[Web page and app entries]
= Beginning of Section =
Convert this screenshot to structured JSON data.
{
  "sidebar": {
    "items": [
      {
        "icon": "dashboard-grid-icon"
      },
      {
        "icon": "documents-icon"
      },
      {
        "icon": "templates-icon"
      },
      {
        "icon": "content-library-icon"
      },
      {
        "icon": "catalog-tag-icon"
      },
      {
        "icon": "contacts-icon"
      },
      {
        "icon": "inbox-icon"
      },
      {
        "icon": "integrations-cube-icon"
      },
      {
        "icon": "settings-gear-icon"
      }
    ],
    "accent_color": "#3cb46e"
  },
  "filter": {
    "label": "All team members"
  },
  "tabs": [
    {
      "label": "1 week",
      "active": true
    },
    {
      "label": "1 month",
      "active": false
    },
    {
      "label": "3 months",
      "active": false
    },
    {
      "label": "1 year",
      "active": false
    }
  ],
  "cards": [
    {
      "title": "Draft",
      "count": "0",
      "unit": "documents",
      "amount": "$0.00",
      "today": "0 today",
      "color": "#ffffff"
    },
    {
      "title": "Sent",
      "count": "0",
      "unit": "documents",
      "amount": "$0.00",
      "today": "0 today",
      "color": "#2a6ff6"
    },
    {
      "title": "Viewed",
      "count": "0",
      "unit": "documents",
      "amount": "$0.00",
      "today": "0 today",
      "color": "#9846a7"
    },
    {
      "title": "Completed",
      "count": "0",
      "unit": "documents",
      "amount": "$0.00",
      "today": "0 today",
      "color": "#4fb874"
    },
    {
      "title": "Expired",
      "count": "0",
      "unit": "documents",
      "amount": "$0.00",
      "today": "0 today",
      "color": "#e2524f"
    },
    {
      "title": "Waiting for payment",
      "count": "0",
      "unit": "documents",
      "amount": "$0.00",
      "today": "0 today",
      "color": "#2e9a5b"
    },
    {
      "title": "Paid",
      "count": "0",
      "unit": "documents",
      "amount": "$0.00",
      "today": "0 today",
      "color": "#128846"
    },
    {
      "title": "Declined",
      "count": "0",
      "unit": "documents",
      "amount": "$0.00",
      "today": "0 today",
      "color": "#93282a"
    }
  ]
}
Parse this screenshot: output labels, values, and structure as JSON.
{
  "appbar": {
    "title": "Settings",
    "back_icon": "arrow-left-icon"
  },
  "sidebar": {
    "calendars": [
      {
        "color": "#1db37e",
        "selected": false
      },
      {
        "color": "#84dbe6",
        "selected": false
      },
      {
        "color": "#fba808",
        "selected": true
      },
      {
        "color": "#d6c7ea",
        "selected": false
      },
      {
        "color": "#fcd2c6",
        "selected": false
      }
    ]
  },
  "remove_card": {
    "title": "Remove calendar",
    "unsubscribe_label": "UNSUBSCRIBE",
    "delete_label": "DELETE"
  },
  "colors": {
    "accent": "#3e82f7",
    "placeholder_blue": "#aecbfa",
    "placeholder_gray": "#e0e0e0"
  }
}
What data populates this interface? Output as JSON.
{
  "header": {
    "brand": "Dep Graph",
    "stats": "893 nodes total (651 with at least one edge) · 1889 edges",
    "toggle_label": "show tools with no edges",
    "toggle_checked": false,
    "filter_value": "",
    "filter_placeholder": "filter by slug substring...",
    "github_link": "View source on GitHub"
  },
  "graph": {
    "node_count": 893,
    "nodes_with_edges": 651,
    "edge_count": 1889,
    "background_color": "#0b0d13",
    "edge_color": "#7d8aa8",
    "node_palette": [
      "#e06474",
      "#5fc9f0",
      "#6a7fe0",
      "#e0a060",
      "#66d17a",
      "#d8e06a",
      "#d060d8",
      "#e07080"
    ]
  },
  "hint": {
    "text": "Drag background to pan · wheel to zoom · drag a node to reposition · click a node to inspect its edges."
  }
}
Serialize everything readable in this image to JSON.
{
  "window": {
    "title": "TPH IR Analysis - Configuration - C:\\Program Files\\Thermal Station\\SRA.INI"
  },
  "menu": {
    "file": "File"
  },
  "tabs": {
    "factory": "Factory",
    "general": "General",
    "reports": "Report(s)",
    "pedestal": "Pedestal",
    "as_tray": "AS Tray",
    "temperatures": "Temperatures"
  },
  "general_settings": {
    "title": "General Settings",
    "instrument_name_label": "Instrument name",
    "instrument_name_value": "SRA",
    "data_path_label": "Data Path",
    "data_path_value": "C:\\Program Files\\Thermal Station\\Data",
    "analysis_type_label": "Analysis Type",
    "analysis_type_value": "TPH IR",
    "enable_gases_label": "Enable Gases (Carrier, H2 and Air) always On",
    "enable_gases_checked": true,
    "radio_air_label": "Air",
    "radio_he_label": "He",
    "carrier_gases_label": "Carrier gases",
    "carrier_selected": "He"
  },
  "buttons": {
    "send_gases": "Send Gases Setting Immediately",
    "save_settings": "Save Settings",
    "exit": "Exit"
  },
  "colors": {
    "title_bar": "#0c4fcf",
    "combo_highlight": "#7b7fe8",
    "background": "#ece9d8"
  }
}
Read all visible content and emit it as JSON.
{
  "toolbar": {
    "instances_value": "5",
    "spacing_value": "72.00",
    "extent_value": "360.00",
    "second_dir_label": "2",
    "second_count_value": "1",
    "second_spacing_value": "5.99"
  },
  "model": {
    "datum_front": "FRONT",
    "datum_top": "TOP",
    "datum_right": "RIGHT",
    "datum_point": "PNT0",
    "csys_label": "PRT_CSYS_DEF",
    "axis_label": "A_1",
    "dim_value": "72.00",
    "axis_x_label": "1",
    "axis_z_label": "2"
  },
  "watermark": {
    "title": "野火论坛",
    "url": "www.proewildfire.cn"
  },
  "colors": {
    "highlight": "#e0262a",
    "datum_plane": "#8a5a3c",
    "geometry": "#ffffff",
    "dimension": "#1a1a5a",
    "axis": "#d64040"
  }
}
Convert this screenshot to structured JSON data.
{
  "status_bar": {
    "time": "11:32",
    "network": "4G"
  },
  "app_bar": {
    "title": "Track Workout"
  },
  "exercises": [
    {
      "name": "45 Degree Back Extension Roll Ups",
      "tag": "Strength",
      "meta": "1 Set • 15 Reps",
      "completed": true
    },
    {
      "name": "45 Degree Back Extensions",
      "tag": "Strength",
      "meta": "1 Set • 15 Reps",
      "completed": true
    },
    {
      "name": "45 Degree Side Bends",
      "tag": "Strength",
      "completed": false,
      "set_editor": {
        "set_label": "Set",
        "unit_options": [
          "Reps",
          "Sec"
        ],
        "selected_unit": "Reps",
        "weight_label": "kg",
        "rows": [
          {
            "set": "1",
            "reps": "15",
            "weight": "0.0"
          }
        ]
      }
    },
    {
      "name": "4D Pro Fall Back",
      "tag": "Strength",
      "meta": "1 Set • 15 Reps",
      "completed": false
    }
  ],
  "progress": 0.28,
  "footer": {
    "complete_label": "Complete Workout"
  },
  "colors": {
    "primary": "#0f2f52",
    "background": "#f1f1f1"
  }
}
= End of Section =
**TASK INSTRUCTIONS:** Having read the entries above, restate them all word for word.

**RESPONSE BELOW:**
Convert this screenshot to structured JSON data.
{
  "sidebar": {
    "items": [
      {
        "icon": "dashboard-grid-icon"
      },
      {
        "icon": "documents-icon"
      },
      {
        "icon": "templates-icon"
      },
      {
        "icon": "content-library-icon"
      },
      {
        "icon": "catalog-tag-icon"
      },
      {
        "icon": "contacts-icon"
      },
      {
        "icon": "inbox-icon"
      },
      {
        "icon": "integrations-cube-icon"
      },
      {
        "icon": "settings-gear-icon"
      }
    ],
    "accent_color": "#3cb46e"
  },
  "filter": {
    "label": "All team members"
  },
  "tabs": [
    {
      "label": "1 week",
      "active": true
    },
    {
      "label": "1 month",
      "active": false
    },
    {
      "label": "3 months",
      "active": false
    },
    {
      "label": "1 year",
      "active": false
    }
  ],
  "cards": [
    {
      "title": "Draft",
      "count": "0",
      "unit": "documents",
      "amount": "$0.00",
      "today": "0 today",
      "color": "#ffffff"
    },
    {
      "title": "Sent",
      "count": "0",
      "unit": "documents",
      "amount": "$0.00",
      "today": "0 today",
      "color": "#2a6ff6"
    },
    {
      "title": "Viewed",
      "count": "0",
      "unit": "documents",
      "amount": "$0.00",
      "today": "0 today",
      "color": "#9846a7"
    },
    {
      "title": "Completed",
      "count": "0",
      "unit": "documents",
      "amount": "$0.00",
      "today": "0 today",
      "color": "#4fb874"
    },
    {
      "title": "Expired",
      "count": "0",
      "unit": "documents",
      "amount": "$0.00",
      "today": "0 today",
      "color": "#e2524f"
    },
    {
      "title": "Waiting for payment",
      "count": "0",
      "unit": "documents",
      "amount": "$0.00",
      "today": "0 today",
      "color": "#2e9a5b"
    },
    {
      "title": "Paid",
      "count": "0",
      "unit": "documents",
      "amount": "$0.00",
      "today": "0 today",
      "color": "#128846"
    },
    {
      "title": "Declined",
      "count": "0",
      "unit": "documents",
      "amount": "$0.00",
      "today": "0 today",
      "color": "#93282a"
    }
  ]
}
Parse this screenshot: output labels, values, and structure as JSON.
{
  "appbar": {
    "title": "Settings",
    "back_icon": "arrow-left-icon"
  },
  "sidebar": {
    "calendars": [
      {
        "color": "#1db37e",
        "selected": false
      },
      {
        "color": "#84dbe6",
        "selected": false
      },
      {
        "color": "#fba808",
        "selected": true
      },
      {
        "color": "#d6c7ea",
        "selected": false
      },
      {
        "color": "#fcd2c6",
        "selected": false
      }
    ]
  },
  "remove_card": {
    "title": "Remove calendar",
    "unsubscribe_label": "UNSUBSCRIBE",
    "delete_label": "DELETE"
  },
  "colors": {
    "accent": "#3e82f7",
    "placeholder_blue": "#aecbfa",
    "placeholder_gray": "#e0e0e0"
  }
}
What data populates this interface? Output as JSON.
{
  "header": {
    "brand": "Dep Graph",
    "stats": "893 nodes total (651 with at least one edge) · 1889 edges",
    "toggle_label": "show tools with no edges",
    "toggle_checked": false,
    "filter_value": "",
    "filter_placeholder": "filter by slug substring...",
    "github_link": "View source on GitHub"
  },
  "graph": {
    "node_count": 893,
    "nodes_with_edges": 651,
    "edge_count": 1889,
    "background_color": "#0b0d13",
    "edge_color": "#7d8aa8",
    "node_palette": [
      "#e06474",
      "#5fc9f0",
      "#6a7fe0",
      "#e0a060",
      "#66d17a",
      "#d8e06a",
      "#d060d8",
      "#e07080"
    ]
  },
  "hint": {
    "text": "Drag background to pan · wheel to zoom · drag a node to reposition · click a node to inspect its edges."
  }
}
Serialize everything readable in this image to JSON.
{
  "window": {
    "title": "TPH IR Analysis - Configuration - C:\\Program Files\\Thermal Station\\SRA.INI"
  },
  "menu": {
    "file": "File"
  },
  "tabs": {
    "factory": "Factory",
    "general": "General",
    "reports": "Report(s)",
    "pedestal": "Pedestal",
    "as_tray": "AS Tray",
    "temperatures": "Temperatures"
  },
  "general_settings": {
    "title": "General Settings",
    "instrument_name_label": "Instrument name",
    "instrument_name_value": "SRA",
    "data_path_label": "Data Path",
    "data_path_value": "C:\\Program Files\\Thermal Station\\Data",
    "analysis_type_label": "Analysis Type",
    "analysis_type_value": "TPH IR",
    "enable_gases_label": "Enable Gases (Carrier, H2 and Air) always On",
    "enable_gases_checked": true,
    "radio_air_label": "Air",
    "radio_he_label": "He",
    "carrier_gases_label": "Carrier gases",
    "carrier_selected": "He"
  },
  "buttons": {
    "send_gases": "Send Gases Setting Immediately",
    "save_settings": "Save Settings",
    "exit": "Exit"
  },
  "colors": {
    "title_bar": "#0c4fcf",
    "combo_highlight": "#7b7fe8",
    "background": "#ece9d8"
  }
}
Read all visible content and emit it as JSON.
{
  "toolbar": {
    "instances_value": "5",
    "spacing_value": "72.00",
    "extent_value": "360.00",
    "second_dir_label": "2",
    "second_count_value": "1",
    "second_spacing_value": "5.99"
  },
  "model": {
    "datum_front": "FRONT",
    "datum_top": "TOP",
    "datum_right": "RIGHT",
    "datum_point": "PNT0",
    "csys_label": "PRT_CSYS_DEF",
    "axis_label": "A_1",
    "dim_value": "72.00",
    "axis_x_label": "1",
    "axis_z_label": "2"
  },
  "watermark": {
    "title": "野火论坛",
    "url": "www.proewildfire.cn"
  },
  "colors": {
    "highlight": "#e0262a",
    "datum_plane": "#8a5a3c",
    "geometry": "#ffffff",
    "dimension": "#1a1a5a",
    "axis": "#d64040"
  }
}
Convert this screenshot to structured JSON data.
{
  "status_bar": {
    "time": "11:32",
    "network": "4G"
  },
  "app_bar": {
    "title": "Track Workout"
  },
  "exercises": [
    {
      "name": "45 Degree Back Extension Roll Ups",
      "tag": "Strength",
      "meta": "1 Set • 15 Reps",
      "completed": true
    },
    {
      "name": "45 Degree Back Extensions",
      "tag": "Strength",
      "meta": "1 Set • 15 Reps",
      "completed": true
    },
    {
      "name": "45 Degree Side Bends",
      "tag": "Strength",
      "completed": false,
      "set_editor": {
        "set_label": "Set",
        "unit_options": [
          "Reps",
          "Sec"
        ],
        "selected_unit": "Reps",
        "weight_label": "kg",
        "rows": [
          {
            "set": "1",
            "reps": "15",
            "weight": "0.0"
          }
        ]
      }
    },
    {
      "name": "4D Pro Fall Back",
      "tag": "Strength",
      "meta": "1 Set • 15 Reps",
      "completed": false
    }
  ],
  "progress": 0.28,
  "footer": {
    "complete_label": "Complete Workout"
  },
  "colors": {
    "primary": "#0f2f52",
    "background": "#f1f1f1"
  }
}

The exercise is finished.